It also gave him the chance to weave into the stories some of what has been clearly absorbed through the osmosis of travel and careful, compassionate, astute observation. Le is a writer with an uncanny knack for getting the details right, and rendering them in unforced, poetic prose. Through Sarah, the central character in ‘Tehran Calling’, he describes the appearance of the Persian written language as ‘half-open fish hooks, sickle blades, pregnant letters with dots in their bellies. An alphabet refracted in water.’ Henry, the irascible and brilliant Manhattan artist in ‘Meeting Elise’, recalls the last moment he fleetingly touched his daughter, when she was a sick baby: ‘the only thing that can make my hands feel graceless.’ Le is familiar, too, with the nuances of Australian adolescent awkwardness in ‘Halflead Bay’– so much so that he even names the deodorants the teenage boys use – and gives us a sensory world that echoes the exactitude of Tim Winton: ‘All along the walkway were canvas chairs, eskies, straight-backed rods thick as spear grass. A mob of fluoro jigs hopping on the water … Someone had a portable radio and music streamed in the air in clean, bright colours.

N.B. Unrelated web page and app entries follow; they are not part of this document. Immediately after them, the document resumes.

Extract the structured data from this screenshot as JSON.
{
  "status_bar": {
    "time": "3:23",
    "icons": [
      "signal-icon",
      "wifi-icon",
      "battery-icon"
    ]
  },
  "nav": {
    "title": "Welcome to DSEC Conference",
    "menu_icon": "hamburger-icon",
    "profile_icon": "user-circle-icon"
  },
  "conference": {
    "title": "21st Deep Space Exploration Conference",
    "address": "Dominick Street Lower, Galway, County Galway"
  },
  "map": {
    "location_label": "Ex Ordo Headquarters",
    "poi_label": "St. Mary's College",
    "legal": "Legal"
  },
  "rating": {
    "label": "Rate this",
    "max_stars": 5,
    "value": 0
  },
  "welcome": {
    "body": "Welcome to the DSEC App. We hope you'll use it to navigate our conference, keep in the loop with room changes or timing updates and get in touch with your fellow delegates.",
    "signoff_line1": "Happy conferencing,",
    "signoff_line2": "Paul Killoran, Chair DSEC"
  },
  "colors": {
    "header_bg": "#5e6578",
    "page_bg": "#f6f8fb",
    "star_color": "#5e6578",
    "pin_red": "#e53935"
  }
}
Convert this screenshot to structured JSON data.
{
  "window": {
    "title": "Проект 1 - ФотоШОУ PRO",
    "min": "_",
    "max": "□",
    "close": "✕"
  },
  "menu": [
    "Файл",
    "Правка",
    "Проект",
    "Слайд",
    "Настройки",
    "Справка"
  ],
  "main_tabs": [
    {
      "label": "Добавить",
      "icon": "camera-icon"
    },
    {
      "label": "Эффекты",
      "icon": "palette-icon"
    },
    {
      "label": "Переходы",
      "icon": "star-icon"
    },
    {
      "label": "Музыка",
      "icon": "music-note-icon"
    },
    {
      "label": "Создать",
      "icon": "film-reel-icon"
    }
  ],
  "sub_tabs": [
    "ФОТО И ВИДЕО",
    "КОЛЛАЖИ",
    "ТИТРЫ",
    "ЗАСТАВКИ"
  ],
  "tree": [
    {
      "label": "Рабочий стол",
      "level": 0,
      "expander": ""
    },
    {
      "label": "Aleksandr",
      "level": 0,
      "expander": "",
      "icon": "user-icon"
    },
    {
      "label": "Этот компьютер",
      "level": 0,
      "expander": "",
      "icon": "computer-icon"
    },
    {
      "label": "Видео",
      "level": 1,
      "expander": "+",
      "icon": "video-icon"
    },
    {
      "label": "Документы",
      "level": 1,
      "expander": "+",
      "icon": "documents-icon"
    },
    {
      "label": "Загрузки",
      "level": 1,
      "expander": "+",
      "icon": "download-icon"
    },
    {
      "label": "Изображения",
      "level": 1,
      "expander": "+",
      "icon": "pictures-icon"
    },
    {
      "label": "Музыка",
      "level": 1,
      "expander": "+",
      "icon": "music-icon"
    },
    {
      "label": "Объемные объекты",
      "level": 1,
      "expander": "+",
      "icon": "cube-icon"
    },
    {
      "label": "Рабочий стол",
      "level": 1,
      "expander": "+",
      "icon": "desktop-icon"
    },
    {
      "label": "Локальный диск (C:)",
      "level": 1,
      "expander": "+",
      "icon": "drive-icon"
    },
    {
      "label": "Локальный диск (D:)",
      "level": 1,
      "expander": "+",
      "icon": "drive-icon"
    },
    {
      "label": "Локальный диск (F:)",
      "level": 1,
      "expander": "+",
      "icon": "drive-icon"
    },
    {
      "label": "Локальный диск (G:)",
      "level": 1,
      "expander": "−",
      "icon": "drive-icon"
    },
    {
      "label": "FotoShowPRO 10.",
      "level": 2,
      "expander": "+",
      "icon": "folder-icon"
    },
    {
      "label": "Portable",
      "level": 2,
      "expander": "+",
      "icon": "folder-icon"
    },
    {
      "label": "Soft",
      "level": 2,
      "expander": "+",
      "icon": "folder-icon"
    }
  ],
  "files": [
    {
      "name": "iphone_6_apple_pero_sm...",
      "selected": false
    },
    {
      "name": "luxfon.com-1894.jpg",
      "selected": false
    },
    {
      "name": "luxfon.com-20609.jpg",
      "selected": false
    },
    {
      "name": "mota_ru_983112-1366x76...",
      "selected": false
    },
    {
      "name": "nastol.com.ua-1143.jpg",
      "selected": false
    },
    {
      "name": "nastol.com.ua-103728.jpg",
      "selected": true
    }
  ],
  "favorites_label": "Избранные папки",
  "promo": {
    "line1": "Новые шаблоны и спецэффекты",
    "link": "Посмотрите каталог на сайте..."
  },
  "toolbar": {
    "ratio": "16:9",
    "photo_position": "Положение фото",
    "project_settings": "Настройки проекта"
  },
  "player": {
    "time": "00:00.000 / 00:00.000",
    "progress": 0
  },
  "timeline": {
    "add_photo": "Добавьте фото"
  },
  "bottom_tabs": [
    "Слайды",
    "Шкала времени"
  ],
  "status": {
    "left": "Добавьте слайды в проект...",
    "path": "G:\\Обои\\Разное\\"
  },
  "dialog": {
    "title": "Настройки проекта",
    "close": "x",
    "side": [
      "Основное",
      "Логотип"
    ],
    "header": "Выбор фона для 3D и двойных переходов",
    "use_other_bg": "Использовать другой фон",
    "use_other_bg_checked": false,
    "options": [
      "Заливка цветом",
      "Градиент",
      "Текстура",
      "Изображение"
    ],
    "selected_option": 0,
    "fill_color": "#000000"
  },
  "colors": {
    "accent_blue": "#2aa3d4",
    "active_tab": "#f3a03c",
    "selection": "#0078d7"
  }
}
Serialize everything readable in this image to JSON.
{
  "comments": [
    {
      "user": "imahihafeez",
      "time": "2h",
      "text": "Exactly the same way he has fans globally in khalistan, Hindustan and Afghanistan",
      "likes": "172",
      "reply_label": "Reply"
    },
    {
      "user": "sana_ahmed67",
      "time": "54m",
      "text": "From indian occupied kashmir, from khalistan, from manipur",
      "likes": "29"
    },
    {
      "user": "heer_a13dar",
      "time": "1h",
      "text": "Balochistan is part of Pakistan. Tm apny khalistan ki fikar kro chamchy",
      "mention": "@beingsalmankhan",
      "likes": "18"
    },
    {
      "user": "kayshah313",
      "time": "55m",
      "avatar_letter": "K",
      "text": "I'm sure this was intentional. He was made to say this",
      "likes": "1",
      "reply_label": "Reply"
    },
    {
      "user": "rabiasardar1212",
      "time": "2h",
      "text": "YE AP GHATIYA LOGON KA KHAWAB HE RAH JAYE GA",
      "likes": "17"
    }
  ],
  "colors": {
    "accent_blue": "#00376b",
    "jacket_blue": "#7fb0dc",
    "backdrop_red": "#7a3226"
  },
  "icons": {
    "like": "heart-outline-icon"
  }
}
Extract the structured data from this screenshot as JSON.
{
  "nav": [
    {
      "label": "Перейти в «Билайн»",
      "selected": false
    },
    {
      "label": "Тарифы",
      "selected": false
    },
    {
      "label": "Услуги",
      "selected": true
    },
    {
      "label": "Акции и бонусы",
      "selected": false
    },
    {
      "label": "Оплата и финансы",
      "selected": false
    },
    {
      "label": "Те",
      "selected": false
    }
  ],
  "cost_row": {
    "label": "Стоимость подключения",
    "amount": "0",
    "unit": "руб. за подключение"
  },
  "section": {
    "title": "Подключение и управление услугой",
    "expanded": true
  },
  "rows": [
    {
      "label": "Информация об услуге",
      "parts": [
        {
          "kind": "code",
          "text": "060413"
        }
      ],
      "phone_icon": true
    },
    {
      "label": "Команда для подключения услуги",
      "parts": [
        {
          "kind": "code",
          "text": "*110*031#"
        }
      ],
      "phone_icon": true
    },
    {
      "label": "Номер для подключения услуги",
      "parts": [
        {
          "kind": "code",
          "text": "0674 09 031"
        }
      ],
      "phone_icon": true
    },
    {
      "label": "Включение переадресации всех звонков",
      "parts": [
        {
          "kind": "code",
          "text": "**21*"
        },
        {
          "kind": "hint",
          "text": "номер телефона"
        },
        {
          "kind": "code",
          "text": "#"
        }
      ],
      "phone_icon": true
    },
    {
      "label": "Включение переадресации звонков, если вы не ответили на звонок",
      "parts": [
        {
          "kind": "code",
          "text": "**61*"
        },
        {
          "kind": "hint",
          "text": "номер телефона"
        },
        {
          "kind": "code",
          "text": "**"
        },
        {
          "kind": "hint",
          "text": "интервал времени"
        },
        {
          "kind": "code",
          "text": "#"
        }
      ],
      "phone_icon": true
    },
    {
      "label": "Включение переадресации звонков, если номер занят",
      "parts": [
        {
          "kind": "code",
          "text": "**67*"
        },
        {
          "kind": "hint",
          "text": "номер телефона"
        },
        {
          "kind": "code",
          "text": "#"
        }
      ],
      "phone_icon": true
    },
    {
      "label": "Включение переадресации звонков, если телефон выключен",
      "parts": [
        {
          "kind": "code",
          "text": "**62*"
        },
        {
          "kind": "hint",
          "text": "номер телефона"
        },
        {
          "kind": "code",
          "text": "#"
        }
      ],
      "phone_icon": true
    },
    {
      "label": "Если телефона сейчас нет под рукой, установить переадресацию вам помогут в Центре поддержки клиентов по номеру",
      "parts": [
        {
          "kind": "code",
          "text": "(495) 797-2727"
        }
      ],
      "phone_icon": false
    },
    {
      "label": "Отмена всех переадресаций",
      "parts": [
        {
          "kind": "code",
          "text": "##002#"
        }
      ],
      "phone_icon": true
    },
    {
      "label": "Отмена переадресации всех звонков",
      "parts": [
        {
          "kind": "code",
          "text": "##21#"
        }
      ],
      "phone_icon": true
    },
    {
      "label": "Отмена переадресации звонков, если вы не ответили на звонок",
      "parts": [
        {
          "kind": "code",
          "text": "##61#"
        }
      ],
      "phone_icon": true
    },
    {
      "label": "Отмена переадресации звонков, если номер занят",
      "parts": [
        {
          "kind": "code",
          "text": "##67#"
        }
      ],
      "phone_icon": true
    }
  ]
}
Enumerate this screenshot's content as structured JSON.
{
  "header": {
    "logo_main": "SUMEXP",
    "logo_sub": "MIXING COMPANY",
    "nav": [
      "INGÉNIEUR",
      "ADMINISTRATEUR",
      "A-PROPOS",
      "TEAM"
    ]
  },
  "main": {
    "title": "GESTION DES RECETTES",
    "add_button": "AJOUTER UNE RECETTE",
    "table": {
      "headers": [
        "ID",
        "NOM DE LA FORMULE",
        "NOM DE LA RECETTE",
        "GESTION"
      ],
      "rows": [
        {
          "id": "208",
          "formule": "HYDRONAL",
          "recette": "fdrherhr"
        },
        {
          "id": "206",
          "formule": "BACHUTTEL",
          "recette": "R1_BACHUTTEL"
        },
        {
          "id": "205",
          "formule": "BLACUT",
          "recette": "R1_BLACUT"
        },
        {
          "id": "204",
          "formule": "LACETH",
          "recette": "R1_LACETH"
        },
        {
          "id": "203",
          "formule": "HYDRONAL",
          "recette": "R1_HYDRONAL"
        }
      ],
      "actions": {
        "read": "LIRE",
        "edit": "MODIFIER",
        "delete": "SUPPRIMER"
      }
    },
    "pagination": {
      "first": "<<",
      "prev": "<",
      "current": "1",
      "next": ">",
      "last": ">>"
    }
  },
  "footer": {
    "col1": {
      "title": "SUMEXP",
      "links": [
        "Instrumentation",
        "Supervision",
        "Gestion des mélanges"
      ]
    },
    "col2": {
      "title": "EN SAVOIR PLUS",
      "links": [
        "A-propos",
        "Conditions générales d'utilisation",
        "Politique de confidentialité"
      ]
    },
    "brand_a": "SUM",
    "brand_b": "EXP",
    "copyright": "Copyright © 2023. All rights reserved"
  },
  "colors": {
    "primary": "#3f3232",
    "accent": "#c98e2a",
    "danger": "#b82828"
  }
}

The bay a basin of light.’
‘Details are hard,’ Le says of the process of finessing his stories. ‘You can err on every side: too many, not enough, too precise, too oblique, too suggestive, too showy, too subtle … I charge myself not with getting something right but with doing it justice. Capturing not the essence but an essence.’
He acknowledges, very modestly, that he did ‘a fair bit of research’ to find the right details (and that research must be fantastically meticulous, since he admits he’s never been to most of the places described in the stories), but it’s worn lightly and invisibly. Le comments on the delicate business of striving to create the sort of ringing authenticity that enables ‘that true empathy, that deep, clear, close inhabitation by the reader of another consciousness in another context. That’s the key, the gold in the ore – where imagination and understanding meet, recognising familiarity in strangeness, truth in otherness, and yourself, in a tricksy mess of words.’
Le’s work is never tricksy, though, and it’s clear that he’s spent a long time thinking about creating the precision and impact he wants. When we talk about the all-important connection between writer and reader, he laughingly describes the suspension of disbelief involved as a kind of seduction. ‘It’s a courtship, isn’t it? The writer sets the scene, starts the music, lights the candles, carelessly strews the right objects around – and the reader allows him/herself to be seduced. Or doesn’t. The end goal – the ultimate high – converges, if you’ll allow me to stretch the metaphor, when the writer’s and reader’s energies converge. That’s where the action is: the meeting point between “believe me” and “I believe you”.’
Allow yourself to be seduced – this is a terrific collection; intelligent, exhilarating and moving. Just as readers will find themselves immersed in the mysterious power of these stories, Nam Le himself is the first to admit that the instincts that work to breathe the visceral, sensory life into his fiction are sometimes just as mysterious to him.
‘No matter how many ways you slice it,’ he remarks, ‘no matter how ingeniously you deconstruct or reverse engineer a given story, you never know what it is that gives it life. Not in a way that’s redeemable or transferable. So what do you do? You stumble onwards. You follow your leads.’
Cate Kennedy is the author of Dark Roots and is working on her first novel.
This article proudly supported by Copyright Agency Ltd